Data supplied ▸
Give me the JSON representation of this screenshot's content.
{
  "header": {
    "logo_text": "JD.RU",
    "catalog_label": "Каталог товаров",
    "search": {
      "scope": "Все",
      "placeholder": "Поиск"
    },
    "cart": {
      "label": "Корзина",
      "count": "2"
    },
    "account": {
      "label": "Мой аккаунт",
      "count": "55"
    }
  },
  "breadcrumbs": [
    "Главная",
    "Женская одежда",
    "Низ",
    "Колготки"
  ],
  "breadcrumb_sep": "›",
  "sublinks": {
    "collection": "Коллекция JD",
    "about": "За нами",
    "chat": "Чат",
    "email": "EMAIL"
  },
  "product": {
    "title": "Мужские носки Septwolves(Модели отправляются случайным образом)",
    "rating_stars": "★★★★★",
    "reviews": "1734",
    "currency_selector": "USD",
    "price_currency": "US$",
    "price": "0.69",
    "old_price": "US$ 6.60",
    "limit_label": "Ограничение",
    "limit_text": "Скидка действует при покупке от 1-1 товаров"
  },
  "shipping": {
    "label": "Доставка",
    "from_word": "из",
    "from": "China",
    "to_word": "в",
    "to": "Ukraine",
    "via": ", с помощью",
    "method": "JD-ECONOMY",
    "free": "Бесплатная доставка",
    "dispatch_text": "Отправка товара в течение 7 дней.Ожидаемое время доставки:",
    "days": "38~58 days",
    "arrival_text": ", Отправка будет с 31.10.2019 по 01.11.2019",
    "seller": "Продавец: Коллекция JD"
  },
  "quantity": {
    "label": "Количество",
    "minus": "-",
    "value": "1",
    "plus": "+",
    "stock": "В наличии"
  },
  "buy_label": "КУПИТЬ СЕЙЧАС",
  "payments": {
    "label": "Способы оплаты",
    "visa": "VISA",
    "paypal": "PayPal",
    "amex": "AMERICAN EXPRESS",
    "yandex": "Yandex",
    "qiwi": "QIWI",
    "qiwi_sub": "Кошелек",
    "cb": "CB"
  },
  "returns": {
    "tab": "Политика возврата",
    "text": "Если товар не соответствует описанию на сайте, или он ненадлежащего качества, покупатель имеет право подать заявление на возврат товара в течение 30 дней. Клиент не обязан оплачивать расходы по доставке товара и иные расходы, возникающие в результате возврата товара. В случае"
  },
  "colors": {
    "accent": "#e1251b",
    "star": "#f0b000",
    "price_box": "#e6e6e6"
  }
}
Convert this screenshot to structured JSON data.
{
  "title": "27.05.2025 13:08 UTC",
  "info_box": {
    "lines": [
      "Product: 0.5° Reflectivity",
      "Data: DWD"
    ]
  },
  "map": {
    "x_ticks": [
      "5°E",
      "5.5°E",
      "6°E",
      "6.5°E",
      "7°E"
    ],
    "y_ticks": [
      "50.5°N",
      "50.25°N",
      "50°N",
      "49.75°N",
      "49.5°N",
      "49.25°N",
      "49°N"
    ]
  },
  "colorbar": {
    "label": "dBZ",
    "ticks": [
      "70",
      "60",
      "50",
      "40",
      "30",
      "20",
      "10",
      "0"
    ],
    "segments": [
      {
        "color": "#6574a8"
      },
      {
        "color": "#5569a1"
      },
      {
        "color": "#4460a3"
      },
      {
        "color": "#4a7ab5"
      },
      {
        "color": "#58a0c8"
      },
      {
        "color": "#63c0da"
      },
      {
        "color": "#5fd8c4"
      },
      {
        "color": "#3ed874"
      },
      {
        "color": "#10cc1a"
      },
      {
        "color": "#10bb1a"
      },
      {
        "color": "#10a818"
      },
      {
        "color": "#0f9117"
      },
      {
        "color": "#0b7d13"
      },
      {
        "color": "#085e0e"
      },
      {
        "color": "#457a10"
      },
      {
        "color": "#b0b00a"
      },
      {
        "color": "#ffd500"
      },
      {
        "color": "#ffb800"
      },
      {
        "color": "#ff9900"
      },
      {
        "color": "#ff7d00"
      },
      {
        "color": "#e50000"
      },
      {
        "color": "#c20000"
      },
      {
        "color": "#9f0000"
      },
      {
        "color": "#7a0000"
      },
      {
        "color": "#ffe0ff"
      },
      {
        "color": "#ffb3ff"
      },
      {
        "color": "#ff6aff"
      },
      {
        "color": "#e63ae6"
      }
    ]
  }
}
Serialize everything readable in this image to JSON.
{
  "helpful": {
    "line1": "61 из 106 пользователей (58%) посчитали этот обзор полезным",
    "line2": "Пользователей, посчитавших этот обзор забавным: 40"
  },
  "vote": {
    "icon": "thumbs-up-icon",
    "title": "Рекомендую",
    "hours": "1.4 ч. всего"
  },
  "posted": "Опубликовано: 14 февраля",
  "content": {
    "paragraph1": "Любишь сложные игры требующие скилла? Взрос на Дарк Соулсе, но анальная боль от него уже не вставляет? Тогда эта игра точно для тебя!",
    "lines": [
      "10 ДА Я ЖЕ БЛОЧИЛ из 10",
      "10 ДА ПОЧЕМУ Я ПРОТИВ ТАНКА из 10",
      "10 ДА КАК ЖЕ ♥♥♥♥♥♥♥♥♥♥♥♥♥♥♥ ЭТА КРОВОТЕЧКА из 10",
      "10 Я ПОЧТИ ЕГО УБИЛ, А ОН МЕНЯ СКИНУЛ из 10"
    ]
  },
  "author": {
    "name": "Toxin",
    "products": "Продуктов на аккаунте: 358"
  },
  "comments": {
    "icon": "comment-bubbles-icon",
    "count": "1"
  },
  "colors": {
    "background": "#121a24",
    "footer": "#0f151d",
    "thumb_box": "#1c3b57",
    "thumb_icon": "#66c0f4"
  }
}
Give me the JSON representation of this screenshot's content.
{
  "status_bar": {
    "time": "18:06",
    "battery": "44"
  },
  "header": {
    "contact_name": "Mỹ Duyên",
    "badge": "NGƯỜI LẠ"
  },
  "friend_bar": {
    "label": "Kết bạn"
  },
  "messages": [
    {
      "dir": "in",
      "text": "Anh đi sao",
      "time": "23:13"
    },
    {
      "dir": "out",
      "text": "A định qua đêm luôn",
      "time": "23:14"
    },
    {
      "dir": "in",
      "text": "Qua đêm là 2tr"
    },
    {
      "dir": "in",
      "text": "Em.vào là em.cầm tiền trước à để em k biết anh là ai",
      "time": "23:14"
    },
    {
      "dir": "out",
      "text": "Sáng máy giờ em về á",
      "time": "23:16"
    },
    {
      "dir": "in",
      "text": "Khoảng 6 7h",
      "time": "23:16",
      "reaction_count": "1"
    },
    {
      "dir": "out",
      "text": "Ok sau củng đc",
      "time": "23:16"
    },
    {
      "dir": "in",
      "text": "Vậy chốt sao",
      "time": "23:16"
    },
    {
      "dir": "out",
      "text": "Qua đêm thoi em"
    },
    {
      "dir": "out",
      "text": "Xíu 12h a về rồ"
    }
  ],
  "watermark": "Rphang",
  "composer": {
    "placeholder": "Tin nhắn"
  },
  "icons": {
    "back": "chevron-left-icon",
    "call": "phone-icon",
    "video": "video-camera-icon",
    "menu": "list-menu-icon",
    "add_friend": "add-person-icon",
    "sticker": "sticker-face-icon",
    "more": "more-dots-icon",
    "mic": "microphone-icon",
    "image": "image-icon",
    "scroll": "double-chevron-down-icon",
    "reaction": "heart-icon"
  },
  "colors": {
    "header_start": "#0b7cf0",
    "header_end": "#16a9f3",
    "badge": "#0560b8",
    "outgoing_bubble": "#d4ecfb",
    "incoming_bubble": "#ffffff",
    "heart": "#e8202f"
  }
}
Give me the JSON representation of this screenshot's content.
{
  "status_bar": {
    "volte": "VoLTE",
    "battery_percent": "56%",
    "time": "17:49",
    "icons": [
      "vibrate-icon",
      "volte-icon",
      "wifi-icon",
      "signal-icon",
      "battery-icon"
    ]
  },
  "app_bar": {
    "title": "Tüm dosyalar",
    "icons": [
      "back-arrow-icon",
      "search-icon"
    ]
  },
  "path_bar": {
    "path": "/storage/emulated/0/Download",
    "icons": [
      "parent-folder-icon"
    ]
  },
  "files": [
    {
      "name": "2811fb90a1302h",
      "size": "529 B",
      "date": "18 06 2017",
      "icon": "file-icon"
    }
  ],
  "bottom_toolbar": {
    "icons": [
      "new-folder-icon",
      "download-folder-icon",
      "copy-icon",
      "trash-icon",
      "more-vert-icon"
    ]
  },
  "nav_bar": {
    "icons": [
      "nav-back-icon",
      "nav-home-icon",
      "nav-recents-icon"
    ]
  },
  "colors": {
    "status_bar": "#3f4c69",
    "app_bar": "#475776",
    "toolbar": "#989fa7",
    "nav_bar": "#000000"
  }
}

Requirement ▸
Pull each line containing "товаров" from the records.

Response below ▸
    "catalog_label": "Каталог товаров",
    "limit_text": "Скидка действует при покупке от 1-1 товаров"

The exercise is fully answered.